Doctors Have No Idea What To Do With Medicinal Cannabis In Australia
The complicated process that leads to medicinal cannabis prescription has both doctors and patients scratching their heads.
Legalising medicinal cannabis in Australia is pointless if doctors don't know how and when to prescribe it.
While Australian GPs are now able to prescribe medicinal cannabis, most jurisdictions still haven't created frameworks to distribute it to patients. States are left to decide who qualifies to use and dispense the product.
"Doctors haven't had any training," Sydney GP Brad McKay told BuzzFeed News. "Generally, across the board, doctors really aren't comfortable prescribing because as a general rule, we don't know if it will hurt anybody."
The Australian Medical Association (AMA) does not provide doctors with advice relating specifically to medicinal cannabis, a spokesperson told BuzzFeed News: "Doctors would have to understand the relevant regulations in their state, and also that they're across the level of evidence for the benefit of using the drug versus the potential impact it may have."
To prescribe cannabis doctors must register through both their state health body and the federal Therapeutic Goods Administration (TGA). A spokesperson for the TGA told BuzzFeed News only 78 doctors had applied to prescribe medicinal cannabis products since 2006. There are about 90,000 doctors in Australia.
"We've been told that we can apply for the medication, but we haven't really been told how to apply or how long it's going to take," McKay said.
The TGA says approval times for applications are not long – often a matter of days – but doctors and medicinal cannabis activists dispute these claims.
Lanai Carter, whose son Lindsay was the first in Australia to receive medicinal cannabis, knows all too well about the complicated process.
Carter spent two years trying to receive certified medical cannabis after telling police and the government she wouldn't be dissuaded by the drug's legal status, especially after Lindsay had been recommended the treatment while in the US where it had worked effectively for him.
"Being the first one going through it, there were all these little things that had to be thought about," she told BuzzFeed News. "But I wasn't going to not give my son this medication, you know? There was no way."
Carter had to wait months as her application for medical cannabis went to the TGA and the Queensland state government. Then her pharmacist had to apply to the federal Office of Drug Control to be able to give Carter's son the medication. FInally, Carter had to receive approval to import a vaporiser from Germany so that Lindsay could use the medicine.
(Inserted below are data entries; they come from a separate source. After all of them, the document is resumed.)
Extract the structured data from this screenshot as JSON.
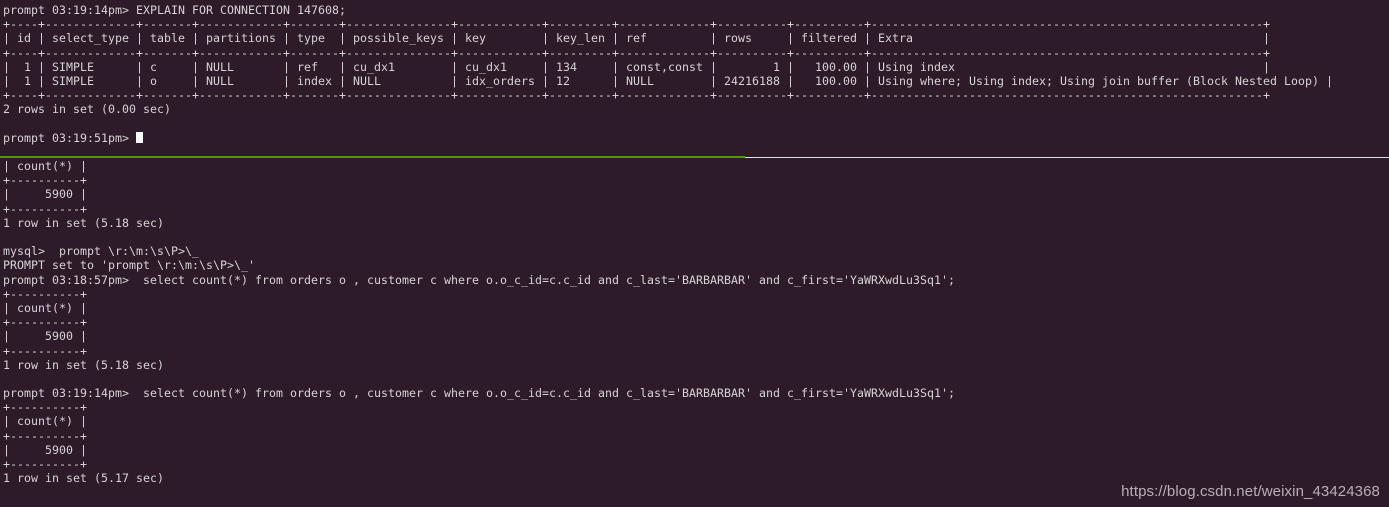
{
  "terminal": {
    "title": "MySQL client session",
    "colors": {
      "background": "#2d1b2a",
      "foreground": "#d8d2d4",
      "cursor": "#ffffff",
      "rule_left": "#4e9a06",
      "rule_right": "#e6e2e4",
      "watermark": "#b9aeb5"
    },
    "prompt_template": "prompt \\r:\\m:\\s\\P>\\_",
    "lines": [
      {
        "id": "l01",
        "text": "prompt 03:19:14pm> EXPLAIN FOR CONNECTION 147608;"
      },
      {
        "id": "l02",
        "text": "+----+-------------+-------+------------+-------+---------------+------------+---------+-------------+----------+----------+--------------------------------------------------------+"
      },
      {
        "id": "l03",
        "text": "| id | select_type | table | partitions | type  | possible_keys | key        | key_len | ref         | rows     | filtered | Extra                                                  |"
      },
      {
        "id": "l04",
        "text": "+----+-------------+-------+------------+-------+---------------+------------+---------+-------------+----------+----------+--------------------------------------------------------+"
      },
      {
        "id": "l05",
        "text": "|  1 | SIMPLE      | c     | NULL       | ref   | cu_dx1        | cu_dx1     | 134     | const,const |        1 |   100.00 | Using index                                            |"
      },
      {
        "id": "l06",
        "text": "|  1 | SIMPLE      | o     | NULL       | index | NULL          | idx_orders | 12      | NULL        | 24216188 |   100.00 | Using where; Using index; Using join buffer (Block Nested Loop) |"
      },
      {
        "id": "l07",
        "text": "+----+-------------+-------+------------+-------+---------------+------------+---------+-------------+----------+----------+--------------------------------------------------------+"
      },
      {
        "id": "l08",
        "text": "2 rows in set (0.00 sec)"
      },
      {
        "id": "l09",
        "text": ""
      },
      {
        "id": "l10",
        "text": "prompt 03:19:51pm> ",
        "cursor": true
      },
      {
        "id": "l11",
        "text": ""
      },
      {
        "id": "l12",
        "text": "| count(*) |"
      },
      {
        "id": "l13",
        "text": "+----------+"
      },
      {
        "id": "l14",
        "text": "|     5900 |"
      },
      {
        "id": "l15",
        "text": "+----------+"
      },
      {
        "id": "l16",
        "text": "1 row in set (5.18 sec)"
      },
      {
        "id": "l17",
        "text": ""
      },
      {
        "id": "l18",
        "text": "mysql>  prompt \\r:\\m:\\s\\P>\\_"
      },
      {
        "id": "l19",
        "text": "PROMPT set to 'prompt \\r:\\m:\\s\\P>\\_'"
      },
      {
        "id": "l20",
        "text": "prompt 03:18:57pm>  select count(*) from orders o , customer c where o.o_c_id=c.c_id and c_last='BARBARBAR' and c_first='YaWRXwdLu3Sq1';"
      },
      {
        "id": "l21",
        "text": "+----------+"
      },
      {
        "id": "l22",
        "text": "| count(*) |"
      },
      {
        "id": "l23",
        "text": "+----------+"
      },
      {
        "id": "l24",
        "text": "|     5900 |"
      },
      {
        "id": "l25",
        "text": "+----------+"
      },
      {
        "id": "l26",
        "text": "1 row in set (5.18 sec)"
      },
      {
        "id": "l27",
        "text": ""
      },
      {
        "id": "l28",
        "text": "prompt 03:19:14pm>  select count(*) from orders o , customer c where o.o_c_id=c.c_id and c_last='BARBARBAR' and c_first='YaWRXwdLu3Sq1';"
      },
      {
        "id": "l29",
        "text": "+----------+"
      },
      {
        "id": "l30",
        "text": "| count(*) |"
      },
      {
        "id": "l31",
        "text": "+----------+"
      },
      {
        "id": "l32",
        "text": "|     5900 |"
      },
      {
        "id": "l33",
        "text": "+----------+"
      },
      {
        "id": "l34",
        "text": "1 row in set (5.17 sec)"
      }
    ],
    "explain_table": {
      "headers": [
        "id",
        "select_type",
        "table",
        "partitions",
        "type",
        "possible_keys",
        "key",
        "key_len",
        "ref",
        "rows",
        "filtered",
        "Extra"
      ],
      "rows": [
        [
          "1",
          "SIMPLE",
          "c",
          "NULL",
          "ref",
          "cu_dx1",
          "cu_dx1",
          "134",
          "const,const",
          "1",
          "100.00",
          "Using index"
        ],
        [
          "1",
          "SIMPLE",
          "o",
          "NULL",
          "index",
          "NULL",
          "idx_orders",
          "12",
          "NULL",
          "24216188",
          "100.00",
          "Using where; Using index; Using join buffer (Block Nested Loop)"
        ]
      ],
      "footer": "2 rows in set (0.00 sec)"
    },
    "count_results": [
      {
        "header": "count(*)",
        "value": "5900",
        "footer": "1 row in set (5.18 sec)"
      },
      {
        "header": "count(*)",
        "value": "5900",
        "footer": "1 row in set (5.18 sec)"
      },
      {
        "header": "count(*)",
        "value": "5900",
        "footer": "1 row in set (5.17 sec)"
      }
    ],
    "commands": [
      "EXPLAIN FOR CONNECTION 147608;",
      "prompt \\r:\\m:\\s\\P>\\_",
      "select count(*) from orders o , customer c where o.o_c_id=c.c_id and c_last='BARBARBAR' and c_first='YaWRXwdLu3Sq1';",
      "select count(*) from orders o , customer c where o.o_c_id=c.c_id and c_last='BARBARBAR' and c_first='YaWRXwdLu3Sq1';"
    ],
    "watermark": "https://blog.csdn.net/weixin_43424368"
  }
}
She's now campaigning to see the regulations surrounding medical cannabis clarified, making it easier for other patients to receive medicine.
South Australian medicinal cannabis campaigner Jenny Hallam, who supplies cannabis products to around 100 patients free of charge, told BuzzFeed News she was forced to create the oil herself after her doctor told her he had "no idea" how to prescribe her with medical cannabis.
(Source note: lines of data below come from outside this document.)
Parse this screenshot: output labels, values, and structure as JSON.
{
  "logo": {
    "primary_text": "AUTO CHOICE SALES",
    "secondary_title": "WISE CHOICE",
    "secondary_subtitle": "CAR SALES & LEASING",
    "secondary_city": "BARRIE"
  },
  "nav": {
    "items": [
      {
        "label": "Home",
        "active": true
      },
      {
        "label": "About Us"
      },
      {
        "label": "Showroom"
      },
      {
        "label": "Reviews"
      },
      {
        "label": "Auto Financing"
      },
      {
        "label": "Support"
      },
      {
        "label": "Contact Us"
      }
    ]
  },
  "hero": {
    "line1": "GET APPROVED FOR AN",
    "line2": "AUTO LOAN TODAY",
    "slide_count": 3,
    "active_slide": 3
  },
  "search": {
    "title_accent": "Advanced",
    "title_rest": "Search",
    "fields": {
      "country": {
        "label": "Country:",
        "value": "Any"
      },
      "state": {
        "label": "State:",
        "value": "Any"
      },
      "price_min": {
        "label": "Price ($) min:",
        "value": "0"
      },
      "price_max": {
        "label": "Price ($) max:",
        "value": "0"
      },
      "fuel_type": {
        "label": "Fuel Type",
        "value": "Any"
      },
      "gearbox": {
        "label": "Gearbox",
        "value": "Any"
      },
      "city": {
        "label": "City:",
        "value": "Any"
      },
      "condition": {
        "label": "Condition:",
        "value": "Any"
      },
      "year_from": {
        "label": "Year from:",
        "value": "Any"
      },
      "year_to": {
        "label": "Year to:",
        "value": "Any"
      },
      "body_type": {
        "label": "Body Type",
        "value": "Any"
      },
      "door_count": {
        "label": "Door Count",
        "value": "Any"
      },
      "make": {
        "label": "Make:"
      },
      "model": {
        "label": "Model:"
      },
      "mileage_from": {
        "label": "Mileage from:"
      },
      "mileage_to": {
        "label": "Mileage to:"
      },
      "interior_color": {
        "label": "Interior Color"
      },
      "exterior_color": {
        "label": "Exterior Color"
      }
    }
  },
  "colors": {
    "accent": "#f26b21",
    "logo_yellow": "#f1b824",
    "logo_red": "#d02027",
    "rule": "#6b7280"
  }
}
"None of the doctors [my doctor] worked with knew anything," she said. "The TGA and AMA say doctors are ready to prescribe... that is misinformation."
Senior clinical lecturer in medicine at the Australian National University, David Caldicott, has written a course to educate Australians on medicinal cannabis. He said Australia's introduction of medicinal cannabis has been strange "from the get-go".
"It has not been nearly as straightforward as it could have been, from a medical perspective," he said. "There's a bunch of doctors who would be interested in prescribing medical cannabis, I get maybe a hundred emails a week, but we are a very conservative profession.
"There is no education about the endocannabinoid system in medical school, and if there is it is very superficial, and this is the basics of how cannabis pharmacology works. Most GPs and doctors have been told that cannabis is terribly naughty and this is part of the problem."
On Saturday, prominent medicinal cannabis campaigners Lucy Haslam and Barry Lambert, together with Epilepsy Action Australia, asked prime minister Malcolm Turnbull for an amnesty on compassionate suppliers. Turnbull rejected similar requests last Wednesday saying it would be irresponsible.